In the 1950s, as automobiles became more commonplace and technology allowed for automation, the need waned for villages at the hydroelectric dams and steam plants. Through the decades that followed, most of the buildings and houses were relocated, refurbished for other uses or torn down. Today, only a handful of the permanent village houses remain, and Alabama Power is working to document the history before it is lost.
Under Federal Energy Regulatory Commission (FERC) relicensing requirements, the company is completing historical assessments of hydroelectric sites more than 50 years old. Bill Gardner, an engineer in Environmental Affairs, has led the multi-phase assessments that begin with analysis of the significance of each dam and powerhouse.
“To do this, we gather internal documents, engineering records from reproduction graphics, and photographs and information from the Corporate Archives,” Gardner said. “Then, I use historic archival documents and photographs, and interviews and focus groups with former village residents, to learn about the village – the layout, use of the buildings over time, and the social and real-life stories of the people who grew up there.”
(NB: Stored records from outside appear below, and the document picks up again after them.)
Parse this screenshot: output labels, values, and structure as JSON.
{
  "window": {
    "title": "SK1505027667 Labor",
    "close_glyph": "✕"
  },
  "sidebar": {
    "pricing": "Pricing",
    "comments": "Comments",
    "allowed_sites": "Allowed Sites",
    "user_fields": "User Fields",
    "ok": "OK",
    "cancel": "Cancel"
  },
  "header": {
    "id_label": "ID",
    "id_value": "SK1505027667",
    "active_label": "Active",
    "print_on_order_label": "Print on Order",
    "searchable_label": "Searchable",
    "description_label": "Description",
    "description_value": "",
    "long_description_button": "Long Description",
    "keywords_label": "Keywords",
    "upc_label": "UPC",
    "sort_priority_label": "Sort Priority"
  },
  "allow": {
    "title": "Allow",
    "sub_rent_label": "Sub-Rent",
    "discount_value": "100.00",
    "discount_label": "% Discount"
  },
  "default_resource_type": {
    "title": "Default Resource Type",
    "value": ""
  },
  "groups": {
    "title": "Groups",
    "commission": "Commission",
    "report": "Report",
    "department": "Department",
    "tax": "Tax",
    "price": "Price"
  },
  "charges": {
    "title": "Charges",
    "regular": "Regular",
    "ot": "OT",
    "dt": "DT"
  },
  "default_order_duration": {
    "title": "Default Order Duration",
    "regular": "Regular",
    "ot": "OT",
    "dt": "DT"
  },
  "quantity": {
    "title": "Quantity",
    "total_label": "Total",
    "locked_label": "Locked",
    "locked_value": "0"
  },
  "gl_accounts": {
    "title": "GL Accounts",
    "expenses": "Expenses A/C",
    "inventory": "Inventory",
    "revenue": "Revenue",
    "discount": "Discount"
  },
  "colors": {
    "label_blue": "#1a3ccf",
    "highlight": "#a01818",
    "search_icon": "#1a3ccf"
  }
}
Finally, a cultural resource management firm is hired to perform archaeological and architectural assessments at the sites. These specialists compile a report using all the information collected and submit it to the Alabama Historical Commission, the agency that governs historic property management plans.
“Even though we looked at them (the dam and village) separately, they are tied together. The village wouldn’t be there but for the dam, and the dam couldn’t be built without the village,” Gardner said.
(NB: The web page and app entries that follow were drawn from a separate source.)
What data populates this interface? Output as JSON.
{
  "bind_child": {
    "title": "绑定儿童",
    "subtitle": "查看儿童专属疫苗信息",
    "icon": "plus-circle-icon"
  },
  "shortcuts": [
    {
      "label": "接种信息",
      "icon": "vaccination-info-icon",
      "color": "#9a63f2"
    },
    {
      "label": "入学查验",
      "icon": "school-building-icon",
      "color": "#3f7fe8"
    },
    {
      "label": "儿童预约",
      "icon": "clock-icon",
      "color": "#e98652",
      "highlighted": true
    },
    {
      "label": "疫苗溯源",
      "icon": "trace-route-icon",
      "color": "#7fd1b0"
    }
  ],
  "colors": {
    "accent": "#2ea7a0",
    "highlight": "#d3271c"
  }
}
For Gardner, who has been with the company for 38 years, it’s more than just a job: it’s a passion.
“I’ve enjoyed being a longtime employee of the company … hearing the experiences of the people or their parents, that have worked at the company those generations, and taking pride that the company is over 100 years old,” Gardner said.
“I could walk away today and say that I made a difference,” he continued. “The work product will be self-sustaining.”
Jordan Dam is undergoing the second phase of assessment. Utilizing employee and word-of-mouth connections, Gardner has located about a dozen former residents of Jordan village. Several former villagers gathered at the company’s Wetumpka Business Office for a focus group before heading to the site of their former childhood homes.
For many of the villagers, it was their first time back to the dam since childhood.
“It was great to see some of my old friends that I haven’t seen in decades,” said Joe McDonald, whose father, Bross K. McDonald, was a plant operator. The late McDonald was responsible for taking hourly readings of the plant’s output and switching generators on or off as directed by central dispatch in Birmingham.
“It’s great that you’re documenting the history of the Jordan Dam village,” McDonald commented.
“The other villagers who were at the meeting are like family,” said Margaret Jones Barnett, whose father, Spike Jones, started with the company in the 1940s, first at Chickasaw, then transferring to Jordan. A welder and mechanic, Jones repaired the dam turbines.
“We grew up together, played together and partied in the village together. My sister, Patricia Jones Halladay, and I love to go back to the dam as often as we can,” Barnett said. “It always has a feeling of going back home. We go back and relive our childhood.”
Gardner hears a lot of similar sentiments. “In addition to going back to their childhood, it is also looking back at their parents, and having some pride that their parent had a job at the dam. Alabama Power was important,” Gardner said.
“This is the first time all of this information has been pulled together … and it’s one of these documents that will last,” he said.
Anyone with information, villager contacts or photographs of any of Alabama Power’s hydroelectric dams or steam plants is encouraged to visit the company’s archives. To share memories or photographs, contact Erin Harney, [email protected] or 205-257-2095.